U.S. President Barack Obama said on April 17 he does not see proposed legislation in Congress derailing negotiations with Iran on its nuclear program.
Obama called the bill allowing Congress to review any deal a "reasonable compromise" that he planned to sign.
In a news conference at the White House, Obama said Senate Foreign Relations Committee Chairman Senator Bob Corker and the panel's top Democrat, Ben Cardin, have assured him the bill will not include amendments that could kill any deal with Iran.
The United States, France, Russia, China, Britain and Germany agreed on a framework deal with Iran on April 2.
They are now hoping to finalize a comprehensive agreement to scale down Iran's nuclear program in exchange for sanctions relief by a June 30 deadline.
Tehran denies it is secretly developing nuclear weapons as some Western nations suspect.
Speaking alongside visiting Italian Prime Minister Matteo Renzi, Obama said he took lawmakers at their word that they would not add "poison pills" to the legislation to try to kill the deal.

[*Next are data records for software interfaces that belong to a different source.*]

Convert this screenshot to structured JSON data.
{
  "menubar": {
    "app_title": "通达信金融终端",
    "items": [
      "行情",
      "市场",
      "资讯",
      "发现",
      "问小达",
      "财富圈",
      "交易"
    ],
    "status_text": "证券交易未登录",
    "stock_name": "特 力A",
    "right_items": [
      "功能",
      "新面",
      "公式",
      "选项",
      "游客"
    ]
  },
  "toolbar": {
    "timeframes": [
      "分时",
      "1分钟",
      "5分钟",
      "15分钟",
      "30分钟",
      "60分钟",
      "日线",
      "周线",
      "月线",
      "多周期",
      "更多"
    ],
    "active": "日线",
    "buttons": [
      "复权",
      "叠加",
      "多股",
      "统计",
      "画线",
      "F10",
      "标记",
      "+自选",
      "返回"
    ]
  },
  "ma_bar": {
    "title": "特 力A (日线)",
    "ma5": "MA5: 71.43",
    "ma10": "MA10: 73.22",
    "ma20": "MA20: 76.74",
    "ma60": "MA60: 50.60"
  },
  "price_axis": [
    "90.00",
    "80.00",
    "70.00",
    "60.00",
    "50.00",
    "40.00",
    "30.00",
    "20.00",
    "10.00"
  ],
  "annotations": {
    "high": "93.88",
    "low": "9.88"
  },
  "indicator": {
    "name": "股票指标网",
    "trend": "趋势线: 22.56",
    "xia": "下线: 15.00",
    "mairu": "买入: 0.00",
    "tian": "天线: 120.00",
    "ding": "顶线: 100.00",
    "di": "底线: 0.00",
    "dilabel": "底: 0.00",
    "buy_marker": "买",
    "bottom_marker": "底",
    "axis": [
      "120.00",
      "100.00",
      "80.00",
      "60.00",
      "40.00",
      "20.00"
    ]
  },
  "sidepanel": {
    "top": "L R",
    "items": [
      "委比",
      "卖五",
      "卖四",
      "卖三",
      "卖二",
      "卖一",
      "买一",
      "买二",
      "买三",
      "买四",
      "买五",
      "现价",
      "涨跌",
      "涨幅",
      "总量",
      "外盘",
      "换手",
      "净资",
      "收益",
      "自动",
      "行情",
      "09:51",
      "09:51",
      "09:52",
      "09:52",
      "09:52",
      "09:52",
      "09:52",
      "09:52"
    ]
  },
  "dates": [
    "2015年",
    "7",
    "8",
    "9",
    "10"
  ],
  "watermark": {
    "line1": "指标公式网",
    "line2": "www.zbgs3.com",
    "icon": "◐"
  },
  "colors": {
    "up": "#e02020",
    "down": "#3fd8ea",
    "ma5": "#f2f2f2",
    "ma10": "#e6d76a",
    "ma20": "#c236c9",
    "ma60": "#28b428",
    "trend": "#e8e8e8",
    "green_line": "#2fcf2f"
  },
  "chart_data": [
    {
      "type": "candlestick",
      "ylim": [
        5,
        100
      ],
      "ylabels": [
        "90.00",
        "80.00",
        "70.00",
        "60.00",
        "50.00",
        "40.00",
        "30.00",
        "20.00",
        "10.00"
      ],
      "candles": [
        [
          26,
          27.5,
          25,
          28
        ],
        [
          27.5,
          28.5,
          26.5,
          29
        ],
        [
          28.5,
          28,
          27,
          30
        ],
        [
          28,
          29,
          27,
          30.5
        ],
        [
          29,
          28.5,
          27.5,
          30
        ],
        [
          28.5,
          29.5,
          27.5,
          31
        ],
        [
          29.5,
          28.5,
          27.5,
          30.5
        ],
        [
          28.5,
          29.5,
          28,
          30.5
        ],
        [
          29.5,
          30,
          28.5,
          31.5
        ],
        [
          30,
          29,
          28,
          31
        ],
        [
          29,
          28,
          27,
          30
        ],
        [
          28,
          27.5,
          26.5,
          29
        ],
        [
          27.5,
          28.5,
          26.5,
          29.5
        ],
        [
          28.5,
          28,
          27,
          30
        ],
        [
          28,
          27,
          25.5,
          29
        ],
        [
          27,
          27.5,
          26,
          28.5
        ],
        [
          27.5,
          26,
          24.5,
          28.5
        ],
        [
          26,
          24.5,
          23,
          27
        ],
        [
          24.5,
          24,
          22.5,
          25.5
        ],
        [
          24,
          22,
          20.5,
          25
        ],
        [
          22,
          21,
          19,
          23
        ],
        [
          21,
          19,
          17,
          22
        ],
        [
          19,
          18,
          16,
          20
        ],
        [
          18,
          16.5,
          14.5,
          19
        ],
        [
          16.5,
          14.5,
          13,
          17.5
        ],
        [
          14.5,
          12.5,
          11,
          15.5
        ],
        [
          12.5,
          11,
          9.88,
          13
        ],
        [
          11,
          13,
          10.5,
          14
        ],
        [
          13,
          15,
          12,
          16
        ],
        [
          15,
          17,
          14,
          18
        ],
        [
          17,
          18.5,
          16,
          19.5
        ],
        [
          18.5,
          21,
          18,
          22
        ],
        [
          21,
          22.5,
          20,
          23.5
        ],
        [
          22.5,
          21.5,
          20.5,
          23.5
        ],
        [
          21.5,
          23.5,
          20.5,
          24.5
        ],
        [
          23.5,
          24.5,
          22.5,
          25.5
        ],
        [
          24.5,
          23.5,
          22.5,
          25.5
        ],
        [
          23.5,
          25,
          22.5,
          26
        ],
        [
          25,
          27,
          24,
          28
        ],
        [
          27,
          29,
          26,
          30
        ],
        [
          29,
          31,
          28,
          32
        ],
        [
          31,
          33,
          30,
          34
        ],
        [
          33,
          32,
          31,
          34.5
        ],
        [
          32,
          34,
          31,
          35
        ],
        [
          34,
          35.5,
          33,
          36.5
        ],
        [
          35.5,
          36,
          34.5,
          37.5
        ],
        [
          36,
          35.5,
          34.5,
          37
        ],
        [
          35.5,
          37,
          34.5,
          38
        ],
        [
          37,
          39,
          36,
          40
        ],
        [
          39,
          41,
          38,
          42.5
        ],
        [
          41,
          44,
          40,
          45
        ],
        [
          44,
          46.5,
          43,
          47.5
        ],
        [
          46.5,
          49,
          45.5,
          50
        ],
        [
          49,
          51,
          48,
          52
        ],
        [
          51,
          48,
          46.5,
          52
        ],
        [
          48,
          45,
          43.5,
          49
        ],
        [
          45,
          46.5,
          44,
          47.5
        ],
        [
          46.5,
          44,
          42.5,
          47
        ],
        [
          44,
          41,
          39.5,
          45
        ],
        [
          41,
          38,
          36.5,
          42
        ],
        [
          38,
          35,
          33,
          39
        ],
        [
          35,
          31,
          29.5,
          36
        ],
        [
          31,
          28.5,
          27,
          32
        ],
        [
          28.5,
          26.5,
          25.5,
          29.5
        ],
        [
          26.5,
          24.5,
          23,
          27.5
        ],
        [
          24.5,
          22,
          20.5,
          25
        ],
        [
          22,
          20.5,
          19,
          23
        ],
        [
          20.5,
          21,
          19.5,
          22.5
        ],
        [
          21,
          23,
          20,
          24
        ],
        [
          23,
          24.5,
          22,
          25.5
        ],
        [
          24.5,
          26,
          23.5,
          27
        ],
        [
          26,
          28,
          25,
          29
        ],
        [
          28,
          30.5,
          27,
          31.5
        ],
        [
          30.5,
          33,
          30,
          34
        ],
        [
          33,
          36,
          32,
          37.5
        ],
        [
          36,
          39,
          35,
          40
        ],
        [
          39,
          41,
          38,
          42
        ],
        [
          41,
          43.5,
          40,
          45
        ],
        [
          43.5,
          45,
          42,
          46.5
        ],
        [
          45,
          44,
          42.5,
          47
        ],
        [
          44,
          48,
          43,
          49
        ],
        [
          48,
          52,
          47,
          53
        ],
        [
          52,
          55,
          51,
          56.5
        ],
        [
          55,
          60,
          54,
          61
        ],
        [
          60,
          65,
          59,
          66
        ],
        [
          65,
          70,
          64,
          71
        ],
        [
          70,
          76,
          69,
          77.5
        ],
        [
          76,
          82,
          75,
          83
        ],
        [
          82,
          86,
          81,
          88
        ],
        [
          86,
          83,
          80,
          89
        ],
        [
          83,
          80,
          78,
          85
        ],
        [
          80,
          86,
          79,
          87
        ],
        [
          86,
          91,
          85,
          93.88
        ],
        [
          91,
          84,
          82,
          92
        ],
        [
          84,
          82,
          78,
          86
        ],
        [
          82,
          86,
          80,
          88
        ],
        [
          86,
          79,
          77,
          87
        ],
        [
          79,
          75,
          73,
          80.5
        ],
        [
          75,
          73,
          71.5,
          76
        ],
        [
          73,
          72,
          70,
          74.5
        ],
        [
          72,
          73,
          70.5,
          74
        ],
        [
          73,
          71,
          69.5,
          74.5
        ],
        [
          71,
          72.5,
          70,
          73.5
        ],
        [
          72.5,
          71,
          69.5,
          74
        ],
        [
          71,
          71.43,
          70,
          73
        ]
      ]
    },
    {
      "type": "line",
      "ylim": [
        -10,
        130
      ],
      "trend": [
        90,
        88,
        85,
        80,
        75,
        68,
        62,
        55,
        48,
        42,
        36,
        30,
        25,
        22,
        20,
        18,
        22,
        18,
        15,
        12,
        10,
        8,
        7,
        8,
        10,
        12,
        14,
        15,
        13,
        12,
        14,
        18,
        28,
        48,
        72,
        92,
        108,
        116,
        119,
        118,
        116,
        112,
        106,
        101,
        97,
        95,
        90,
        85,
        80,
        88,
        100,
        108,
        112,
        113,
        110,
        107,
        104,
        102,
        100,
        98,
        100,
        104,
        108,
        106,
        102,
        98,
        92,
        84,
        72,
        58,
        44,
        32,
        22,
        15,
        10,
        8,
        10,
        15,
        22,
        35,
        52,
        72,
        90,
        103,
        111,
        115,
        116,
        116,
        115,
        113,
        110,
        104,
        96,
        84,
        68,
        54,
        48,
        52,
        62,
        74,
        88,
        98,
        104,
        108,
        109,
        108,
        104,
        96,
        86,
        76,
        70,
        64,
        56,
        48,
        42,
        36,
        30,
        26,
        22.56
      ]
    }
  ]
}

On April 14, the Senate Foreign Relations Committee unanimously approved an amended version of the Iran Nuclear Agreement Review Act of 2015 that would allow Congress to review a deal before any U.S. sanctions on Iran are lifted.

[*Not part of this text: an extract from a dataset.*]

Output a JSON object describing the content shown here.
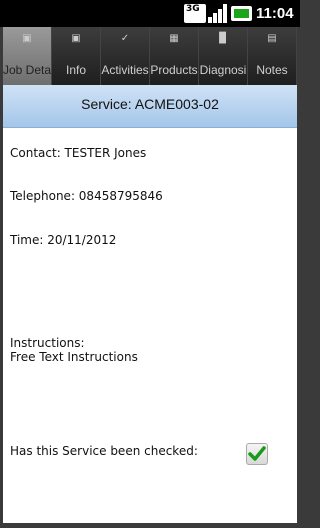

The measure would require Obama to submit the text of the agreement to Congress and prohibit the suspension of sanctions while legislators examine the deal.
The bill must now be considered by the full Senate and House of Representatives.
The White House had earlier threatened to veto the proposal, but lawmakers softened the proposal by decreasing the time period for Congress to review the deal and making other changes.
Both Republicans and Democrats in Congress have insisted that lawmakers have a say over the Iran deal.
Iran and the United States differ on how fast sanctions would be lifted if they reached an agreement.
Iran wants immediate relief and the White House insists sanctions must be gradually lifted.
Obama played down the differences, saying, "Our main concern here is making sure that if Iran doesn't abide by its agreement, that we don't have to jump through a whole bunch of hoops in order to reinstate sanctions."